_Work task_.
Pull each line containing "CTRL" out of the data and copy it.

(Dataset content begins)

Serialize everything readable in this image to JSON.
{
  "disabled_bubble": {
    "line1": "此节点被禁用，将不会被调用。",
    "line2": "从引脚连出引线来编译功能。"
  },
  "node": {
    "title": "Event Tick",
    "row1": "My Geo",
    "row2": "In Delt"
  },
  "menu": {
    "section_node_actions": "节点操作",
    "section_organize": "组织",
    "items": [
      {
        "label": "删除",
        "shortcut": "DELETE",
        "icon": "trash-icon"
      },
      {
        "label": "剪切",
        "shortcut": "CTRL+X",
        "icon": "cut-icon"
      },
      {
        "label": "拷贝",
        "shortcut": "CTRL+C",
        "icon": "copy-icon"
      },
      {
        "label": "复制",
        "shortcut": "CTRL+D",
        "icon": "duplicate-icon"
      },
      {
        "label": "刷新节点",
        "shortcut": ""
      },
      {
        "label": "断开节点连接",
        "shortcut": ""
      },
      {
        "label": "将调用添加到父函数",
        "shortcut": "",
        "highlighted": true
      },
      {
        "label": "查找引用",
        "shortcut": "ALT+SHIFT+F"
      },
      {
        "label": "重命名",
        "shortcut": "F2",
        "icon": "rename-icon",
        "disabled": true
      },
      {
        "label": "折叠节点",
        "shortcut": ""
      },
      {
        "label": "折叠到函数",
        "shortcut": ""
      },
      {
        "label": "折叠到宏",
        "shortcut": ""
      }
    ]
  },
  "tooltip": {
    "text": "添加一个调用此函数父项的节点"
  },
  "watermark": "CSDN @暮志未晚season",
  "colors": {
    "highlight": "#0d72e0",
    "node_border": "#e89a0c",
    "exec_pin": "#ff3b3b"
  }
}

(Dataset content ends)

_Exercise output_.
        "shortcut": "CTRL+X",
        "shortcut": "CTRL+C",
        "shortcut": "CTRL+D",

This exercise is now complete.